**What you will do**
Make an exact copy of the whole listing, but leave its pictures out.

**Exercise data**
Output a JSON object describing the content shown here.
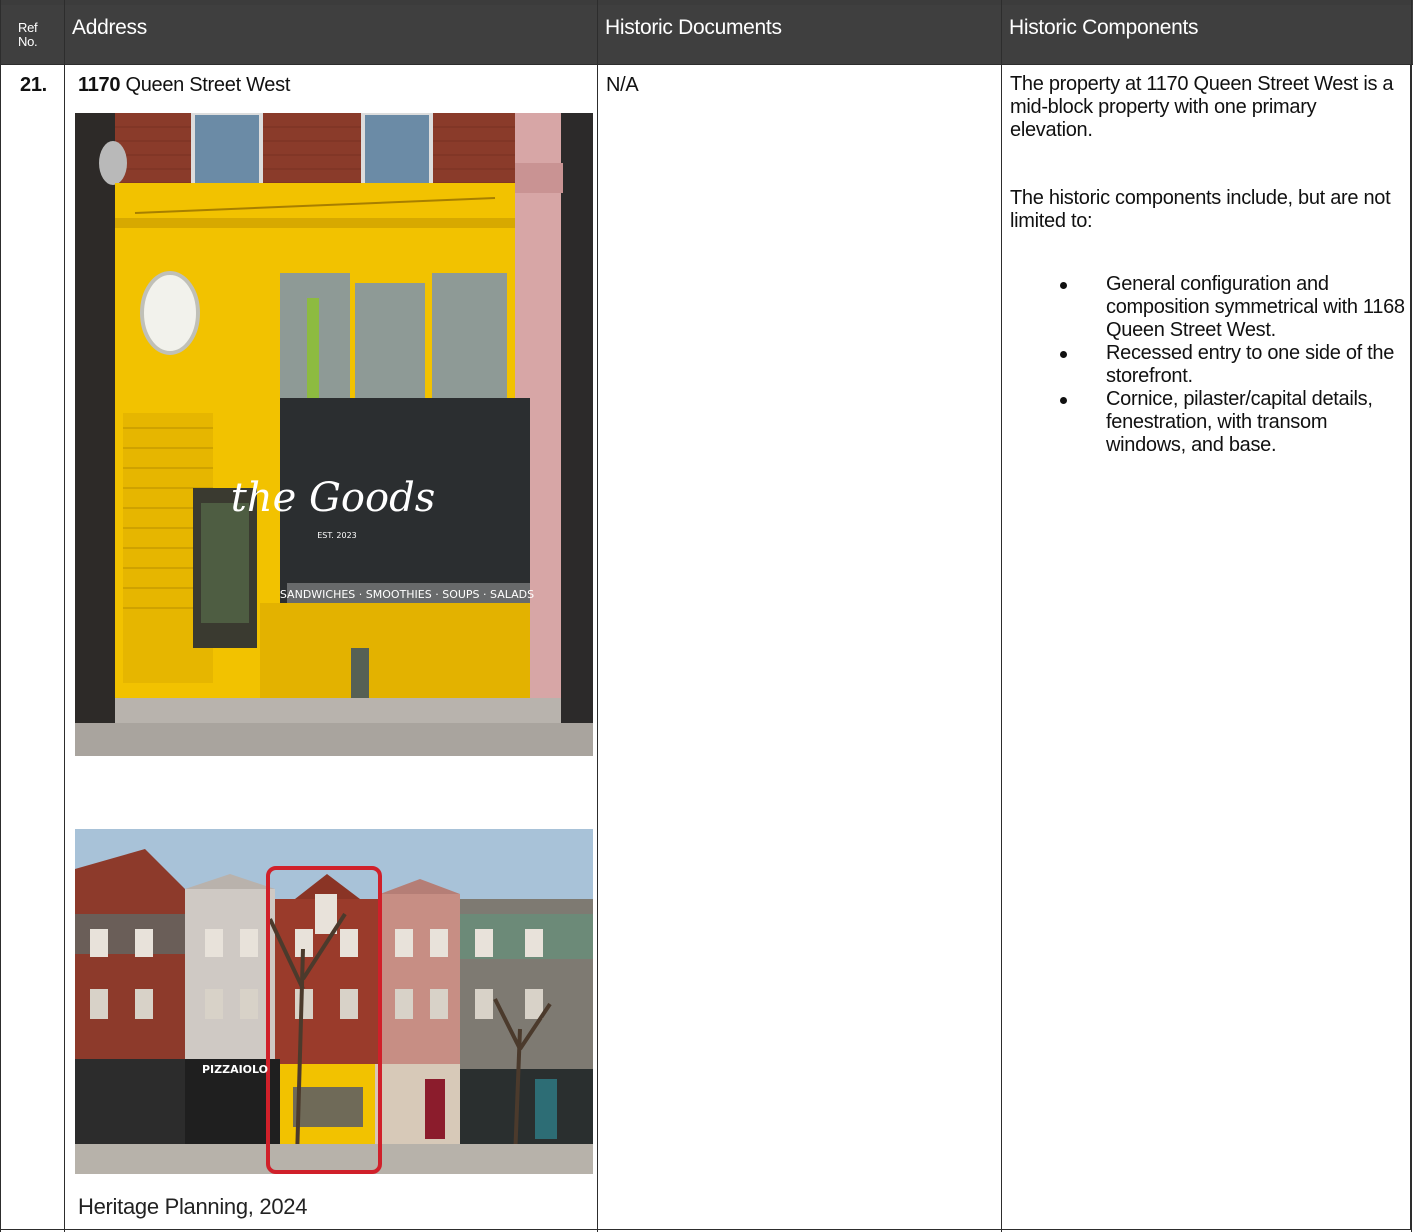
{
  "header": {
    "ref_label": "Ref No.",
    "ref_line1": "Ref",
    "ref_line2": "No.",
    "address": "Address",
    "historic_documents": "Historic Documents",
    "historic_components": "Historic Components"
  },
  "row": {
    "ref_no": "21.",
    "address_number": "1170",
    "address_street": " Queen Street West",
    "historic_documents": "N/A",
    "components_intro": "The property at 1170 Queen Street West is a mid-block property with one primary elevation.",
    "components_lead": "The historic components include, but are not limited to:",
    "components_bullets": [
      "General configuration and composition symmetrical with 1168 Queen Street West.",
      "Recessed entry to one side of the storefront.",
      "Cornice, pilaster/capital details, fenestration, with transom windows, and base."
    ],
    "photo_caption": "Heritage Planning, 2024"
  },
  "photo_storefront": {
    "sign_text": "the Goods",
    "window_band": "SANDWICHES · SMOOTHIES · SOUPS · SALADS",
    "est": "EST. 2023"
  },
  "photo_streetscape": {
    "sign_text": "PIZZAIOLO"
  },
  "colors": {
    "header_bg": "#3f3f3f",
    "storefront_yellow": "#f2c200",
    "highlight_red": "#d0202a"
  }
}
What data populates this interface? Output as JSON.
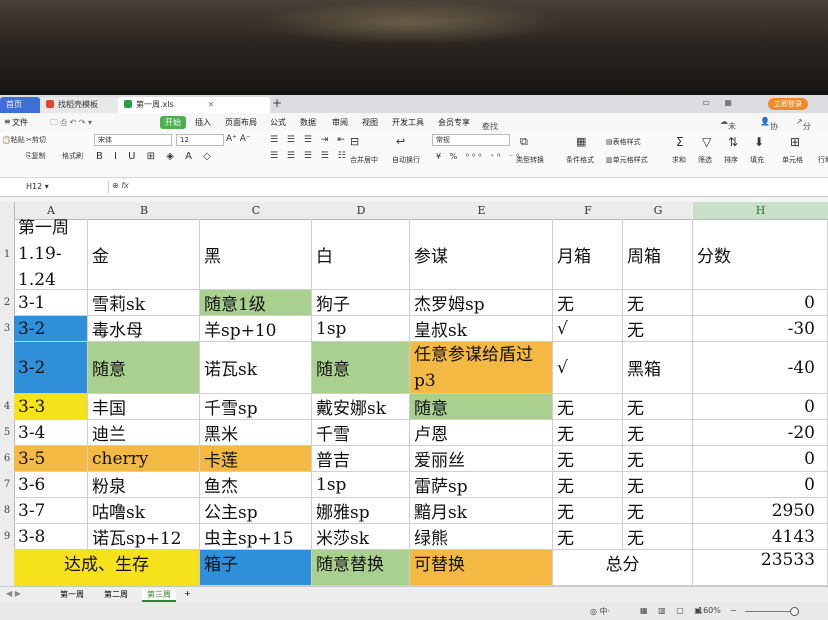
{
  "tabs": {
    "home": "首页",
    "template": "找稻壳模板",
    "file": "第一周.xls",
    "new_tab": "+"
  },
  "account": "立即登录",
  "menu": {
    "file": "文件",
    "start": "开始",
    "insert": "插入",
    "page_layout": "页面布局",
    "formula": "公式",
    "data": "数据",
    "review": "审阅",
    "view": "视图",
    "dev": "开发工具",
    "member": "会员专享",
    "search": "查找命令、搜索模板",
    "unsynced": "未同步",
    "collab": "协作",
    "share": "分享"
  },
  "ribbon": {
    "cut": "剪切",
    "copy": "复制",
    "paste": "粘贴",
    "format_painter": "格式刷",
    "font_name": "宋体",
    "font_size": "12",
    "merge_center": "合并居中",
    "auto_wrap": "自动换行",
    "number_format": "常规",
    "type_convert": "类型转换",
    "cond_format": "条件格式",
    "table_style": "表格样式",
    "cell_style": "单元格样式",
    "sum": "求和",
    "filter": "筛选",
    "sort": "排序",
    "fill": "填充",
    "cell": "单元格",
    "row_col": "行和列"
  },
  "formula_bar": {
    "name_box": "H12",
    "fx": "fx"
  },
  "columns": [
    "A",
    "B",
    "C",
    "D",
    "E",
    "F",
    "G",
    "H"
  ],
  "row_numbers": [
    "1",
    "2",
    "3",
    "",
    "4",
    "5",
    "6",
    "7",
    "8",
    "9"
  ],
  "rows": [
    [
      "第一周 1.19-1.24",
      "金",
      "黑",
      "白",
      "参谋",
      "月箱",
      "周箱",
      "分数"
    ],
    [
      "3-1",
      "雪莉sk",
      "随意1级",
      "狗子",
      "杰罗姆sp",
      "无",
      "无",
      "0"
    ],
    [
      "3-2",
      "毒水母",
      "羊sp+10",
      "1sp",
      "皇叔sk",
      "√",
      "无",
      "-30"
    ],
    [
      "3-2",
      "随意",
      "诺瓦sk",
      "随意",
      "任意参谋给盾过p3",
      "√",
      "黑箱",
      "-40"
    ],
    [
      "3-3",
      "丰国",
      "千雪sp",
      "戴安娜sk",
      "随意",
      "无",
      "无",
      "0"
    ],
    [
      "3-4",
      "迪兰",
      "黑米",
      "千雪",
      "卢恩",
      "无",
      "无",
      "-20"
    ],
    [
      "3-5",
      "cherry",
      "卡莲",
      "普吉",
      "爱丽丝",
      "无",
      "无",
      "0"
    ],
    [
      "3-6",
      "粉泉",
      "鱼杰",
      "1sp",
      "雷萨sp",
      "无",
      "无",
      "0"
    ],
    [
      "3-7",
      "咕噜sk",
      "公主sp",
      "娜雅sp",
      "黯月sk",
      "无",
      "无",
      "2950"
    ],
    [
      "3-8",
      "诺瓦sp+12",
      "虫主sp+15",
      "米莎sk",
      "绿熊",
      "无",
      "无",
      "4143"
    ]
  ],
  "legend_row": {
    "a": "达成、生存",
    "c": "箱子",
    "d": "随意替换",
    "e": "可替换",
    "total_label": "总分",
    "total_value": "23533"
  },
  "sheet_tabs": [
    "第一周",
    "第二周",
    "第三周"
  ],
  "status": {
    "zoom": "160%"
  },
  "colors": {
    "green": "#a9d08e",
    "blue": "#2f8fd8",
    "yellow": "#f5e21b",
    "orange": "#f4b942"
  }
}
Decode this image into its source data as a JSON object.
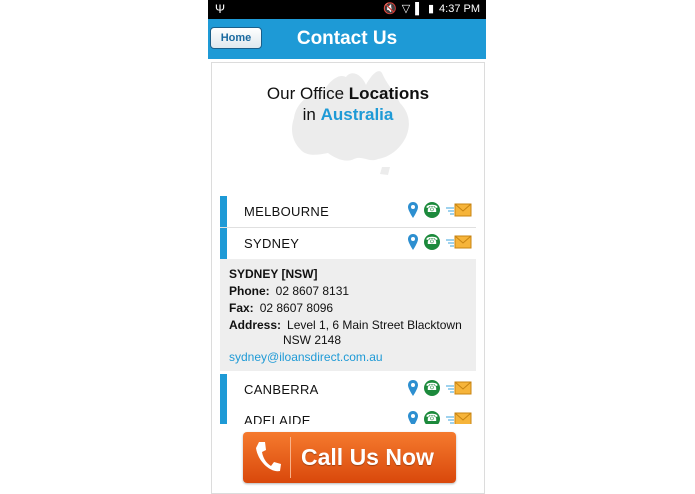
{
  "status_bar": {
    "time": "4:37 PM",
    "usb_icon": "usb-icon",
    "battery_icon": "battery-icon"
  },
  "header": {
    "home_label": "Home",
    "title": "Contact Us"
  },
  "hero": {
    "line1_prefix": "Our Office ",
    "line1_bold": "Locations",
    "line2_prefix": "in ",
    "line2_accent": "Australia"
  },
  "locations": [
    {
      "name": "MELBOURNE"
    },
    {
      "name": "SYDNEY"
    },
    {
      "name": "CANBERRA"
    },
    {
      "name": "ADELAIDE"
    }
  ],
  "details": {
    "title": "SYDNEY [NSW]",
    "phone_label": "Phone:",
    "phone_value": "02 8607 8131",
    "fax_label": "Fax:",
    "fax_value": "02 8607 8096",
    "address_label": "Address:",
    "address_line1": "Level 1, 6 Main Street Blacktown",
    "address_line2": "NSW 2148",
    "email": "sydney@iloansdirect.com.au"
  },
  "call_button": {
    "label": "Call Us Now"
  },
  "colors": {
    "header": "#1e9ad6",
    "accent": "#1e9ad6",
    "call_button": "#e85d1a",
    "phone_icon": "#1c8a3c"
  }
}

**Answer for the task**
Output a JSON object describing the content shown here.
{
  "header": {
    "ref_label": "Ref No.",
    "ref_line1": "Ref",
    "ref_line2": "No.",
    "address": "Address",
    "historic_documents": "Historic Documents",
    "historic_components": "Historic Components"
  },
  "row": {
    "ref_no": "21.",
    "address_number": "1170",
    "address_street": " Queen Street West",
    "historic_documents": "N/A",
    "components_intro": "The property at 1170 Queen Street West is a mid-block property with one primary elevation.",
    "components_lead": "The historic components include, but are not limited to:",
    "components_bullets": [
      "General configuration and composition symmetrical with 1168 Queen Street West.",
      "Recessed entry to one side of the storefront.",
      "Cornice, pilaster/capital details, fenestration, with transom windows, and base."
    ],
    "photo_caption": "Heritage Planning, 2024"
  },
  "photo_storefront": {
    "sign_text": "the Goods",
    "window_band": "SANDWICHES · SMOOTHIES · SOUPS · SALADS",
    "est": "EST. 2023"
  },
  "photo_streetscape": {
    "sign_text": "PIZZAIOLO"
  },
  "colors": {
    "header_bg": "#3f3f3f",
    "storefront_yellow": "#f2c200",
    "highlight_red": "#d0202a"
  }
}
What data populates this interface? Output as JSON.
{
  "tabs": {
    "home": "首页",
    "template": "找稻壳模板",
    "file": "第一周.xls",
    "new_tab": "+"
  },
  "account": "立即登录",
  "menu": {
    "file": "文件",
    "start": "开始",
    "insert": "插入",
    "page_layout": "页面布局",
    "formula": "公式",
    "data": "数据",
    "review": "审阅",
    "view": "视图",
    "dev": "开发工具",
    "member": "会员专享",
    "search": "查找命令、搜索模板",
    "unsynced": "未同步",
    "collab": "协作",
    "share": "分享"
  },
  "ribbon": {
    "cut": "剪切",
    "copy": "复制",
    "paste": "粘贴",
    "format_painter": "格式刷",
    "font_name": "宋体",
    "font_size": "12",
    "merge_center": "合并居中",
    "auto_wrap": "自动换行",
    "number_format": "常规",
    "type_convert": "类型转换",
    "cond_format": "条件格式",
    "table_style": "表格样式",
    "cell_style": "单元格样式",
    "sum": "求和",
    "filter": "筛选",
    "sort": "排序",
    "fill": "填充",
    "cell": "单元格",
    "row_col": "行和列"
  },
  "formula_bar": {
    "name_box": "H12",
    "fx": "fx"
  },
  "columns": [
    "A",
    "B",
    "C",
    "D",
    "E",
    "F",
    "G",
    "H"
  ],
  "row_numbers": [
    "1",
    "2",
    "3",
    "",
    "4",
    "5",
    "6",
    "7",
    "8",
    "9"
  ],
  "rows": [
    [
      "第一周 1.19-1.24",
      "金",
      "黑",
      "白",
      "参谋",
      "月箱",
      "周箱",
      "分数"
    ],
    [
      "3-1",
      "雪莉sk",
      "随意1级",
      "狗子",
      "杰罗姆sp",
      "无",
      "无",
      "0"
    ],
    [
      "3-2",
      "毒水母",
      "羊sp+10",
      "1sp",
      "皇叔sk",
      "√",
      "无",
      "-30"
    ],
    [
      "3-2",
      "随意",
      "诺瓦sk",
      "随意",
      "任意参谋给盾过p3",
      "√",
      "黑箱",
      "-40"
    ],
    [
      "3-3",
      "丰国",
      "千雪sp",
      "戴安娜sk",
      "随意",
      "无",
      "无",
      "0"
    ],
    [
      "3-4",
      "迪兰",
      "黑米",
      "千雪",
      "卢恩",
      "无",
      "无",
      "-20"
    ],
    [
      "3-5",
      "cherry",
      "卡莲",
      "普吉",
      "爱丽丝",
      "无",
      "无",
      "0"
    ],
    [
      "3-6",
      "粉泉",
      "鱼杰",
      "1sp",
      "雷萨sp",
      "无",
      "无",
      "0"
    ],
    [
      "3-7",
      "咕噜sk",
      "公主sp",
      "娜雅sp",
      "黯月sk",
      "无",
      "无",
      "2950"
    ],
    [
      "3-8",
      "诺瓦sp+12",
      "虫主sp+15",
      "米莎sk",
      "绿熊",
      "无",
      "无",
      "4143"
    ]
  ],
  "legend_row": {
    "a": "达成、生存",
    "c": "箱子",
    "d": "随意替换",
    "e": "可替换",
    "total_label": "总分",
    "total_value": "23533"
  },
  "sheet_tabs": [
    "第一周",
    "第二周",
    "第三周"
  ],
  "status": {
    "zoom": "160%"
  },
  "colors": {
    "green": "#a9d08e",
    "blue": "#2f8fd8",
    "yellow": "#f5e21b",
    "orange": "#f4b942"
  }
}
Decode this image into its source data as a JSON object.
{
  "status_bar": {
    "time": "4:37 PM",
    "usb_icon": "usb-icon",
    "battery_icon": "battery-icon"
  },
  "header": {
    "home_label": "Home",
    "title": "Contact Us"
  },
  "hero": {
    "line1_prefix": "Our Office ",
    "line1_bold": "Locations",
    "line2_prefix": "in ",
    "line2_accent": "Australia"
  },
  "locations": [
    {
      "name": "MELBOURNE"
    },
    {
      "name": "SYDNEY"
    },
    {
      "name": "CANBERRA"
    },
    {
      "name": "ADELAIDE"
    }
  ],
  "details": {
    "title": "SYDNEY [NSW]",
    "phone_label": "Phone:",
    "phone_value": "02 8607 8131",
    "fax_label": "Fax:",
    "fax_value": "02 8607 8096",
    "address_label": "Address:",
    "address_line1": "Level 1, 6 Main Street Blacktown",
    "address_line2": "NSW 2148",
    "email": "sydney@iloansdirect.com.au"
  },
  "call_button": {
    "label": "Call Us Now"
  },
  "colors": {
    "header": "#1e9ad6",
    "accent": "#1e9ad6",
    "call_button": "#e85d1a",
    "phone_icon": "#1c8a3c"
  }
}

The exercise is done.